The law puts a strong emphasis on the proactive elimination of suspected scams and malicious online activities. To counter the rapid development of such activities, the law has created a framework to strengthen collaboration with online services. Under this framework, online services suspected of being used for "malicious" activities may be required to abide by the codes of practice issued by the ‘Competent Authority’ (i.e. a designated officer from the Singapore Police Force) to combat malicious activities.
Online service providers including e-commerce websites may be required under the codes of practice to have systems, processes, and measures in place to work with the government in proactively tackling scams and malicious cyber activities. Online services will be expected to prevent such criminal activities and help the government enforce actions against crimes. For example, e-commerce websites could be mandated to verify sellers and confirm product delivery before a customer is charged for the product.
To tackle online scams and malicious activities perpetrated outside of Singapore, the law empowers the government to issue directions, notices, and orders to entities and individuals based outside of Singapore. If the individual or entity does not comply, they will be prosecuted. The government can also issue “access-blocking orders” to prevent non-compliant platforms — and the malicious content or activity in question — from being accessed by users in Singapore. This suggests that overseas online platforms or services operating in Singapore will be subject to the OCHA and may have to comply with government directives.
Some parliamentarians, including the opposition leader, have questioned the law’s impact on privacy. The government reassured members of parliament that the law would strike a balance between preventing online criminal harm and ensuring privacy. For example, companies will not be asked to break end-to-end encryption in private messaging.
The Asian Forum for Human Rights and Development, a regional human rights organization, and CIVICUS, a “global alliance” of civil society organizations and activists committed to strengthening citizen action, have urged the Singaporean government to repeal the act, stating that it infringes upon international legal and human rights principles, including freedom of expression and association, privacy, and participation in public affairs. The groups argue that the government may use the law as an instrument to target dissenting voices, opposition groups, and human rights defenders.
Regional push against cybercrime
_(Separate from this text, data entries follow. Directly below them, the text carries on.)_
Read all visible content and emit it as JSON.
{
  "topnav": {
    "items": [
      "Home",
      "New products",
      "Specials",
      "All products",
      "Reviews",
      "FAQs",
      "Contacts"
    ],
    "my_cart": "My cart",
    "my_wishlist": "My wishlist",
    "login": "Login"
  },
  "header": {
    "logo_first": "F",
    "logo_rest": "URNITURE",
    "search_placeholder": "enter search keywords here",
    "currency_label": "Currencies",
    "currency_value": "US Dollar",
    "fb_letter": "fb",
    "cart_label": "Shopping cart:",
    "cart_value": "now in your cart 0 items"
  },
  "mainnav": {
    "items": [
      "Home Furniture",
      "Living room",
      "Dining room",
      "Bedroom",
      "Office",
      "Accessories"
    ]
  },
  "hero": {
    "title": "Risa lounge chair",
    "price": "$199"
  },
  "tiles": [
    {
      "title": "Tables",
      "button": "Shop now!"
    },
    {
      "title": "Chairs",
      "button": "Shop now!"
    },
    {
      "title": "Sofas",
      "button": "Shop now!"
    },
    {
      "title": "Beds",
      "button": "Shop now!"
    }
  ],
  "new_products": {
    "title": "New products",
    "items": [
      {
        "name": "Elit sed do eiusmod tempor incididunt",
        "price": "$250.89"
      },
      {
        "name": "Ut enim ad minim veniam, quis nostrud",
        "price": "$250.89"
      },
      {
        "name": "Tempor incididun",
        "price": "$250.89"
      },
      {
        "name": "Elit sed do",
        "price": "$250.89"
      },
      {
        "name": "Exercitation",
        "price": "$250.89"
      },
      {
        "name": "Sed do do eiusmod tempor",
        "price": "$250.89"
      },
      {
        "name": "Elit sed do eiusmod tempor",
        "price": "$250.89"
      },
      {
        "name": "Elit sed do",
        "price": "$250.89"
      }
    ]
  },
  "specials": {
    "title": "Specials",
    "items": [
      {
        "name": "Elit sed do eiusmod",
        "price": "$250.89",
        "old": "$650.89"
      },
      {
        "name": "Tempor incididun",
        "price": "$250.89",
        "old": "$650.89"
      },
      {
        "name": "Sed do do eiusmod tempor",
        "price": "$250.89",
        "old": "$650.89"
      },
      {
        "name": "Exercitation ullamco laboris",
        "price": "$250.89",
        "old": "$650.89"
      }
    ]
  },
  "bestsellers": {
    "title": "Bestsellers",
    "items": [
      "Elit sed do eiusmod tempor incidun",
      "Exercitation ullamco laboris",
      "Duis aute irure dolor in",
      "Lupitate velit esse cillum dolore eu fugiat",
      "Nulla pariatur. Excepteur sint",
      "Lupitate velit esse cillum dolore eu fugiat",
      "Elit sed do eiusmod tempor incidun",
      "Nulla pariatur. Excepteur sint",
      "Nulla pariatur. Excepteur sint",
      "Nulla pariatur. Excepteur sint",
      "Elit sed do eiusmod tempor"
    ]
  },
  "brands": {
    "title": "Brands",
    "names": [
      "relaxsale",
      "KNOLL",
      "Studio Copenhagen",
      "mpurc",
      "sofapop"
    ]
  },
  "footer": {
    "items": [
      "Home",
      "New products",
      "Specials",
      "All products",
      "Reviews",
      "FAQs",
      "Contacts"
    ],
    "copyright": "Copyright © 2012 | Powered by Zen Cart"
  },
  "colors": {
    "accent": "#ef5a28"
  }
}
- During the 42nd Association of Southeast Asian Nations (ASEAN) Summit on May 10, ASEAN released a joint declaration on “Combating Trafficking in Persons Caused by the Abuse of Technology,” which appoints relevant ASEAN sectoral bodies to develop strategies and mobilize resources to counter the criminal use of technology in trafficking in persons. While ASEAN did not announce the specific sectoral body in charge of implementation, possible leads could include the ASEAN Intergovernmental Commission on Human Rights, the ASEAN Senior Law Officials Meeting, and the ASEAN Commission on the Promotion and Protection of the Rights of Women and Children. ASEAN is also currently negotiating the creation of a regional extradition treaty aimed at countering transnational crimes such as cybercrime and human trafficking.
Brunei, Cambodia, and Myanmar considering similar laws
- Several other Southeast Asian countries have pushed for the creation of cyber laws. Brunei, Cambodia, and Myanmar are currently drafting their own cybersecurity/cybercrime laws, which may be similar to the OCHA. While each country’s scope may differ, observers believe that all three laws would likely include provisions granting the government (or regulating bodies) the power to access user data and block accounts and websites deemed to be violating the law.
• Produced by CAST's Southeast Asia team: Stephanie Lee (Program Manager); Alberto Iskandar (Analyst); and Saima Islam (Analyst).